Transportation and Energy
As a mostly rural state, one of the most difficult energy issues facing Vermonters is transportation. In Vermont, transportation accounts for 33% of the state’s total energy consumption and a large percentage of many household budgets. Vermont’s scattered, low-density development patterns can create a challenge for crafting effective, appealing and affordable solutions and alternatives to driving alone. But with the cost of fuel and increasing carbon emissions, finding solutions is more important than ever before.
Transportation is essential to daily life for Vermont residents who need convenient access to work, shopping, and socializing. Vermont’s predominant development pattern makes this challenging, but projects that improve road networks, bicycle and pedestrian facilities, and carpooling can help residents spend less money on fuel, and reduce emissions. In addition, communities can make choices about where to build homes, shopping, and businesses – choices that determine whether a community will be automobile dependent or whether other choices will be available. There are many benefits to rethinking our approach:
- Energy consumption and carbon emissions: Transportation accounts for nearly a third of Vermont’s energy consumption (compared to the national average of about 25%) and for about 44% of Vermont’s carbon emissions.
- Land use: Rural living, despite its many appeals, can make frequent transit service difficult, which can result in more personal vehicle use. According to the 2010 Census, 74% of Vermonters commute to work alone. This means increased emissions as well as fewer opportunities for active transportation with bicycling and walking.
- Transportation affordability: Just as we talk about “affordable housing,” it is important also to consider “housing + transportation affordability.” An inexpensive house far away from work and services may have a high transportation cost burden. In 2011, for example, the Center for Neighborhood Technology reported that roughly half of Vermont residents spent more than 45% of their household incomes on the combined costs of housing and transportation – a threshold above which housing and transportation costs are commonly considered unaffordable.
What’s being done so far:
Throughout the state, there have been multiple efforts to reduce energy use from driving. An increased number of park and rides and carpooling options, as well more frequent transit, give people traveling long distances on a predictable schedule more options. Other solutions include:
- Taking the bus or train: Transit systems throughout Vermont, though limited in their reach, are finding success. With routes expanding each year, there are now better connections between communities, especially in the more densely populated, greater Chittenden County area. Train service between Vermont and other New England states is another available alternative.

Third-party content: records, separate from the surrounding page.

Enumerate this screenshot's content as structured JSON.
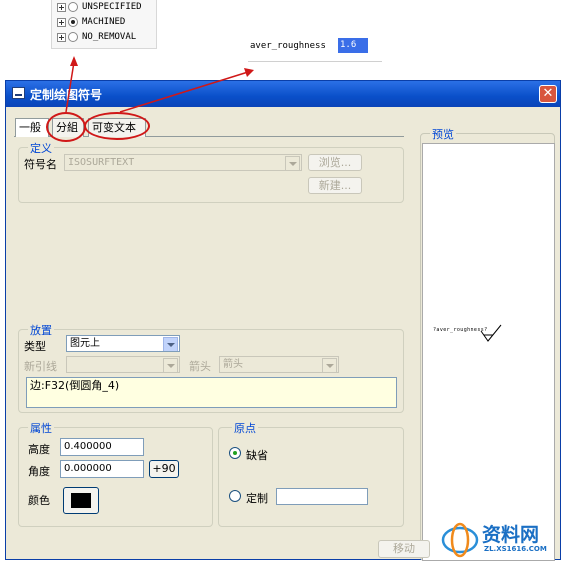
{
  "tree_callout": {
    "items": [
      {
        "label": "UNSPECIFIED",
        "selected": false
      },
      {
        "label": "MACHINED",
        "selected": true
      },
      {
        "label": "NO_REMOVAL",
        "selected": false
      }
    ]
  },
  "variable_callout": {
    "label": "aver_roughness",
    "value": "1.6"
  },
  "window": {
    "title": "定制绘图符号",
    "close_glyph": "✕"
  },
  "tabs": [
    {
      "label": "一般",
      "active": true
    },
    {
      "label": "分組",
      "active": false
    },
    {
      "label": "可变文本",
      "active": false
    }
  ],
  "definition": {
    "title": "定义",
    "symbol_name_label": "符号名",
    "symbol_name_value": "ISOSURFTEXT",
    "browse_label": "浏览...",
    "new_label": "新建..."
  },
  "placement": {
    "title": "放置",
    "type_label": "类型",
    "type_value": "图元上",
    "leader_label": "新引线",
    "leader_value": "",
    "arrow_label": "箭头",
    "arrow_value": "箭头",
    "reference_text": "边:F32(倒圆角_4)"
  },
  "attributes": {
    "title": "属性",
    "height_label": "高度",
    "height_value": "0.400000",
    "angle_label": "角度",
    "angle_value": "0.000000",
    "rotate_label": "+90",
    "color_label": "颜色",
    "color_swatch": "#000000"
  },
  "origin": {
    "title": "原点",
    "default_label": "缺省",
    "default_selected": true,
    "custom_label": "定制",
    "custom_value": ""
  },
  "preview": {
    "title": "预览",
    "symbol_text": "?aver_roughness?"
  },
  "footer": {
    "move_label": "移动"
  },
  "watermark": {
    "name": "资料网",
    "url": "ZL.XS1616.COM"
  },
  "colors": {
    "callout_red": "#d01818",
    "title_blue": "#0a4fc9",
    "group_title": "#0046d5",
    "dialog_bg": "#ece9d8"
  }
}
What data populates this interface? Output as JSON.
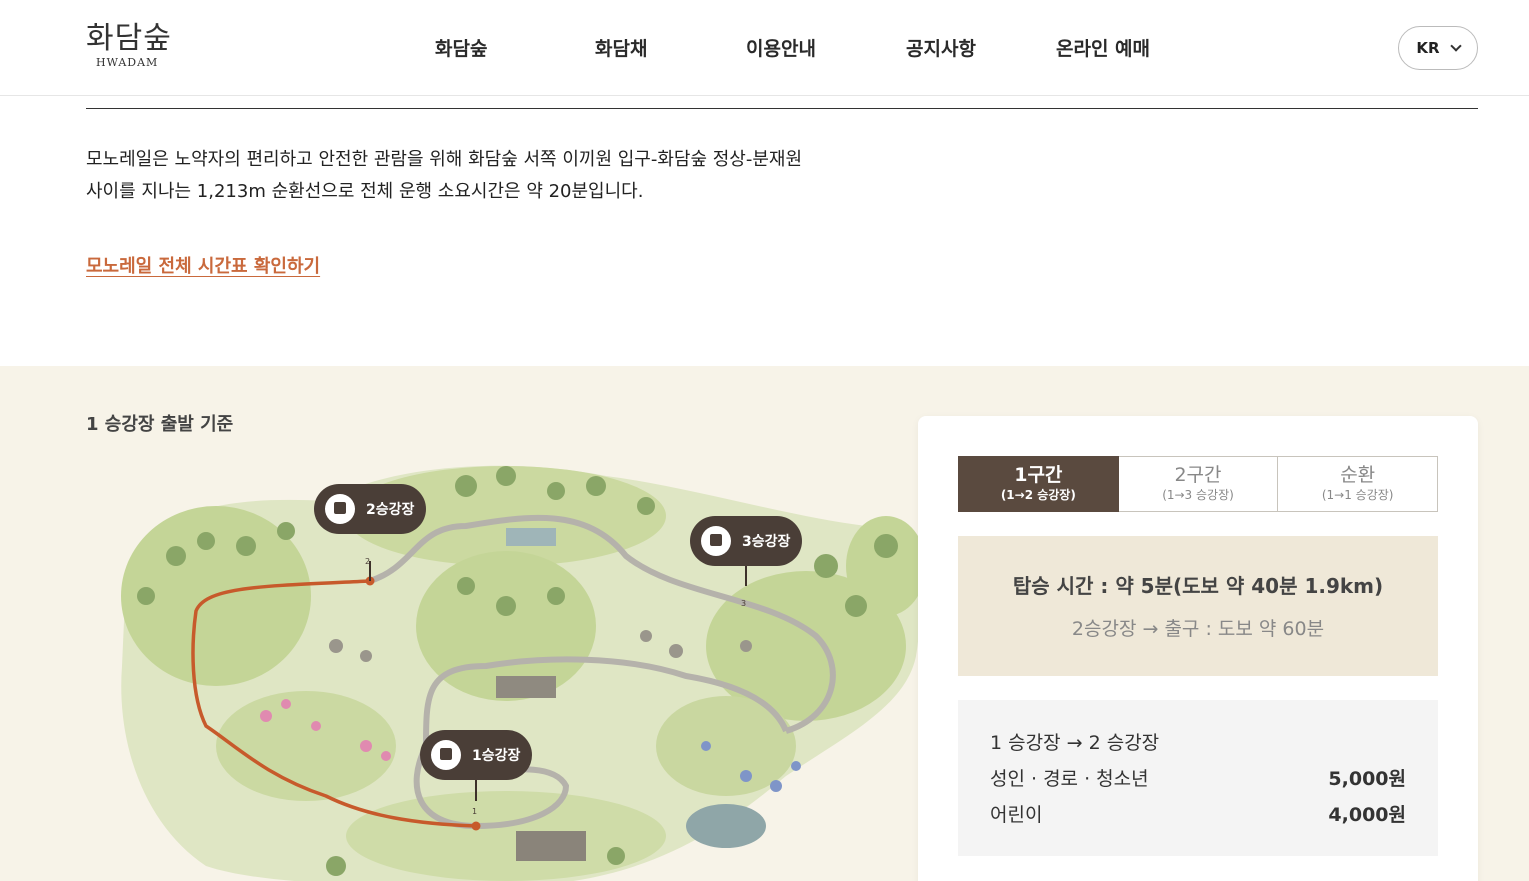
{
  "header": {
    "logo_ko": "화담숲",
    "logo_en": "HWADAM",
    "nav": [
      "화담숲",
      "화담채",
      "이용안내",
      "공지사항",
      "온라인 예매"
    ],
    "lang": "KR"
  },
  "intro": {
    "line1": "모노레일은 노약자의 편리하고 안전한 관람을 위해 화담숲 서쪽 이끼원 입구-화담숲 정상-분재원",
    "line2": "사이를 지나는 1,213m 순환선으로 전체 운행 소요시간은 약 20분입니다.",
    "link": "모노레일 전체 시간표 확인하기"
  },
  "map": {
    "label": "1 승강장 출발 기준",
    "stations": [
      "1승강장",
      "2승강장",
      "3승강장"
    ],
    "station_markers": [
      "1",
      "2",
      "3"
    ]
  },
  "card": {
    "tabs": [
      {
        "title": "1구간",
        "sub": "(1→2 승강장)"
      },
      {
        "title": "2구간",
        "sub": "(1→3 승강장)"
      },
      {
        "title": "순환",
        "sub": "(1→1 승강장)"
      }
    ],
    "ride_time": "탑승 시간 : 약 5분(도보 약 40분 1.9km)",
    "walk_from": "2승강장",
    "walk_to": "출구 : 도보 약 60분",
    "fare_from": "1 승강장",
    "fare_to": "2 승강장",
    "fares": [
      {
        "label": "성인 · 경로 · 청소년",
        "value": "5,000원"
      },
      {
        "label": "어린이",
        "value": "4,000원"
      }
    ]
  },
  "colors": {
    "accent": "#c9693c",
    "brown": "#5a4a3f",
    "section_bg": "#f7f3e8",
    "map_green": "#c9d8a0",
    "track_gray": "#b5b2ab",
    "route_orange": "#c75a2b"
  }
}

- Carpooling, combined with transit: Carpooling and taking the bus from a local park and ride is another option. The introduction of park and rides has decreased the use of single-occupancy vehicles, and the state is increasing the number of spaces each year: in 2011, eight new park and ride locations were added throughout the state.
- Land use planning that promotes transportation choices: Solving our transportation dilemma will involve land use solutions, too. Vermont’s historic areas of compact, mixed-use development was established before the age of the automobile and cheap fossil fuels. This “smart growth” development approach offers an energy-efficient alternative to scattered, low-density living. Towns can update their town plans, zoning bylaws, and subdivision regulations to promote walkability, bicycle and pedestrian paths, and street designs that help both people in cars and people outside of cars.
The habits of the past generation — getting in the car and driving 50 miles to work — will become more difficult to afford and, likely, increasingly a thing of the past. In Vermont, taking steps to reduce our transportation energy consumption will require both individual and public actions to change habits, and the built environment – all while supporting transportation goals and a high quality of life.
Related case studies:
Go Vermont—“Connecting Commuters” program has information on different commuting options throughout Vermont. http://www.connectingcommuters.org/
Center for Neighborhood Technology’s Housing + Transportation Affordability Index. Explore this interactive tool to compare housing and transportation costs together (covers about half of Vermont) http://htaindex.cnt.org
US Department of Housing and Urban Development Location Affordability Tool. The “My Transportation Cost Calculator” generates transportation cost estimates based on user-entered information, providing households, real estate professionals, and housing counselors customized, apples-to-apples comparisons of housing and transportation costs in different communities. http://www.locationaffordability.info